Deep eutectic solvents (DESs) are eutectic mixtures of hydrogen bond acceptors and hydrogen bond donors which melt at much lower temperatures than the individual components. DESs are attracting growing interest because of a large variety of possible technological applications. Here, supercooled DESs consisting of choline chloride-urea (1 : 2) (reline) and of choline chloride-thiourea (1 : 2) (ChCl-thiourea), with introduced nitroxide spin probe tempone, were studied by electron paramagnetic resonance (EPR) spectroscopy. Conventional continuous wave (CW) EPR spectra showed the coexistence of solid and liquid microphases, with microviscosity of ∼ 10 P in the latter case. CW EPR spectra taken at different temperatures for ChCl-thiourea showed isosbestic points, which indicates that two phases are separated by sharp boundaries; for reline these points are rather diffuse, which in turn implies diffuse boundaries. Stochastic molecular librations detected by pulsed EPR possess the ability for elucidating nanoscale features of molecular packing; the data obtained showed a drastic difference for the onset of these motions for ChCl-thiourea and for reline, which was interpreted as evidence that the rigidity of molecular packing for ChCl-thiourea is stronger than that for reline. The temperature dependence of stochastic molecular librations for reline was found to be similar to that known for lipid bilayers and globular proteins, which indicates the proximity of the characteristics of molecular packing in these molecular systems.

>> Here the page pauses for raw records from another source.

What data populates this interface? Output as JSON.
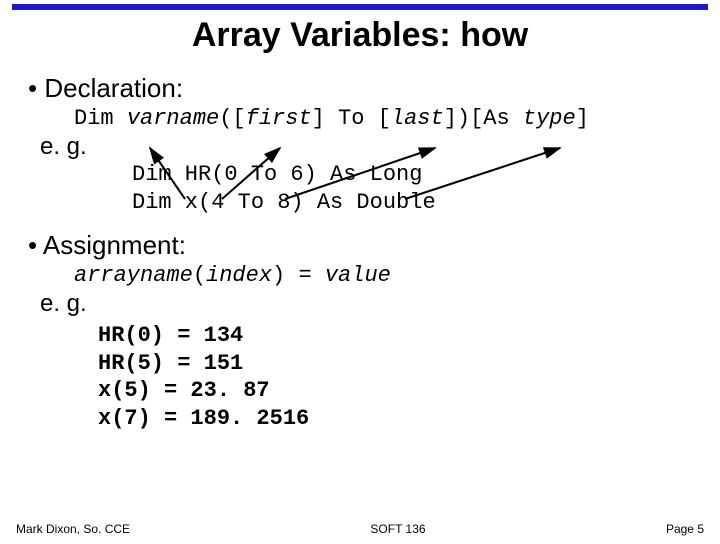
{
  "title": "Array Variables: how",
  "section_decl": "• Declaration:",
  "syntax_decl": "Dim varname([first] To [last])[As type]",
  "eg": "e. g.",
  "decl_example1": "Dim HR(0 To 6) As Long",
  "decl_example2": "Dim  x(4 To 8) As Double",
  "section_assign": "• Assignment:",
  "syntax_assign": "arrayname(index) = value",
  "assign_lines": [
    "HR(0) = 134",
    "HR(5) = 151",
    "x(5) = 23. 87",
    "x(7) = 189. 2516"
  ],
  "footer_left": "Mark Dixon, So. CCE",
  "footer_center": "SOFT 136",
  "footer_right": "Page 5"
}
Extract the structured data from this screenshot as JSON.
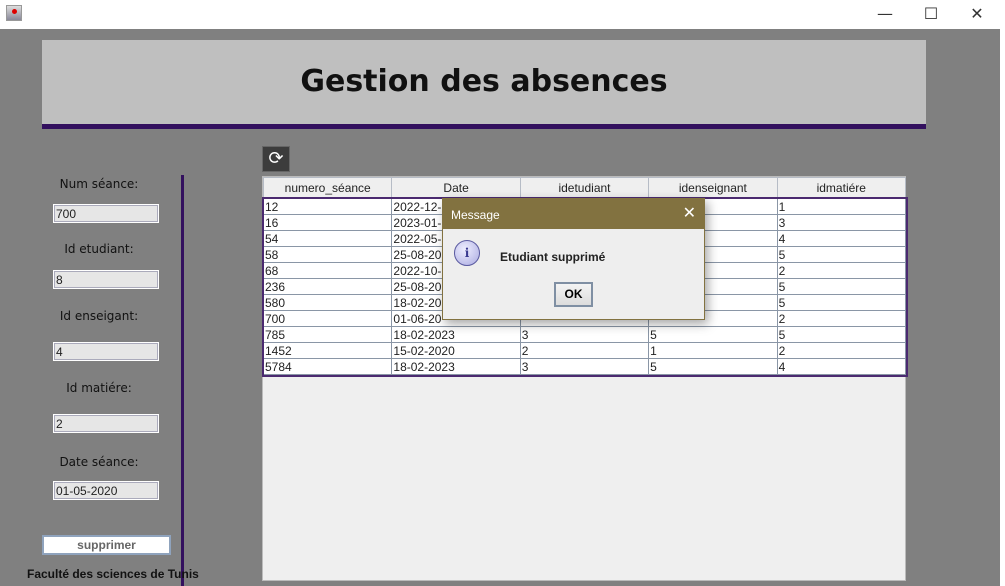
{
  "window": {
    "minimize": "—",
    "maximize": "☐",
    "close": "✕"
  },
  "header": {
    "title": "Gestion des absences"
  },
  "form": {
    "num_seance_label": "Num séance:",
    "num_seance": "700",
    "id_etudiant_label": "Id etudiant:",
    "id_etudiant": "8",
    "id_enseignant_label": "Id enseigant:",
    "id_enseignant": "4",
    "id_matiere_label": "Id matiére:",
    "id_matiere": "2",
    "date_label": "Date séance:",
    "date": "01-05-2020",
    "delete_button": "supprimer"
  },
  "footer": "Faculté des sciences de Tunis",
  "refresh_icon": "⟳",
  "table": {
    "columns": [
      "numero_séance",
      "Date",
      "idetudiant",
      "idenseignant",
      "idmatiére"
    ],
    "rows": [
      [
        "12",
        "2022-12-",
        "",
        "",
        "1"
      ],
      [
        "16",
        "2023-01-",
        "",
        "",
        "3"
      ],
      [
        "54",
        "2022-05-",
        "",
        "",
        "4"
      ],
      [
        "58",
        "25-08-20",
        "",
        "",
        "5"
      ],
      [
        "68",
        "2022-10-",
        "",
        "",
        "2"
      ],
      [
        "236",
        "25-08-20",
        "",
        "",
        "5"
      ],
      [
        "580",
        "18-02-20",
        "",
        "",
        "5"
      ],
      [
        "700",
        "01-06-20",
        "",
        "",
        "2"
      ],
      [
        "785",
        "18-02-2023",
        "3",
        "5",
        "5"
      ],
      [
        "1452",
        "15-02-2020",
        "2",
        "1",
        "2"
      ],
      [
        "5784",
        "18-02-2023",
        "3",
        "5",
        "4"
      ]
    ]
  },
  "dialog": {
    "title": "Message",
    "close": "✕",
    "icon": "i",
    "message": "Etudiant supprimé",
    "ok": "OK",
    "title_color": "#827240"
  }
}
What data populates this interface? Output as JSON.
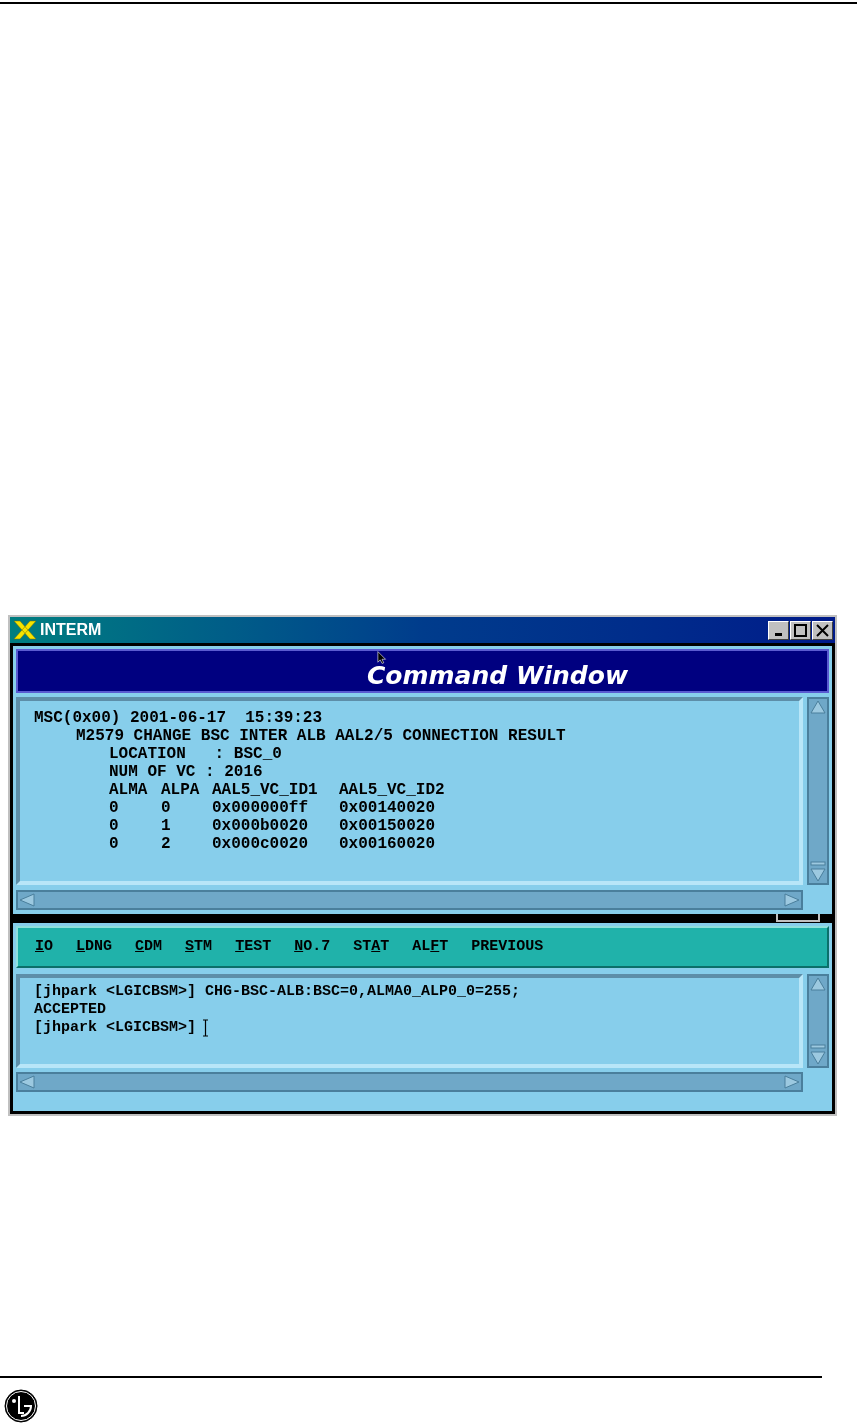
{
  "window": {
    "title": "INTERM"
  },
  "header": {
    "title": "Command Window"
  },
  "output": {
    "timestamp": "MSC(0x00) 2001-06-17  15:39:23",
    "message": "M2579 CHANGE BSC INTER ALB AAL2/5 CONNECTION RESULT",
    "fields": [
      "LOCATION   : BSC_0",
      "NUM OF VC : 2016"
    ],
    "table": {
      "columns": [
        "ALMA",
        "ALPA",
        "AAL5_VC_ID1",
        "AAL5_VC_ID2"
      ],
      "rows": [
        [
          "0",
          "0",
          "0x000000ff",
          "0x00140020"
        ],
        [
          "0",
          "1",
          "0x000b0020",
          "0x00150020"
        ],
        [
          "0",
          "2",
          "0x000c0020",
          "0x00160020"
        ]
      ]
    }
  },
  "menu": [
    {
      "key": "I",
      "after": "O"
    },
    {
      "key": "L",
      "after": "DNG"
    },
    {
      "key": "C",
      "after": "DM"
    },
    {
      "key": "S",
      "after": "TM"
    },
    {
      "key": "T",
      "after": "EST"
    },
    {
      "key": "N",
      "after": "O.7"
    },
    {
      "before": "ST",
      "key": "A",
      "after": "T"
    },
    {
      "before": "AL",
      "key": "F",
      "after": "T"
    },
    {
      "before": "PREVIOUS"
    }
  ],
  "console": {
    "lines": [
      "[jhpark <LGICBSM>] CHG-BSC-ALB:BSC=0,ALMA0_ALP0_0=255;",
      "ACCEPTED"
    ],
    "prompt": "[jhpark <LGICBSM>]"
  }
}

- Deep Eutectic Solvents
- Hydrogen Bonding
- 1.03 PHYSICAL SCIENCES AND ASTRONOMY
- 1.04 CHEMICAL SCIENCES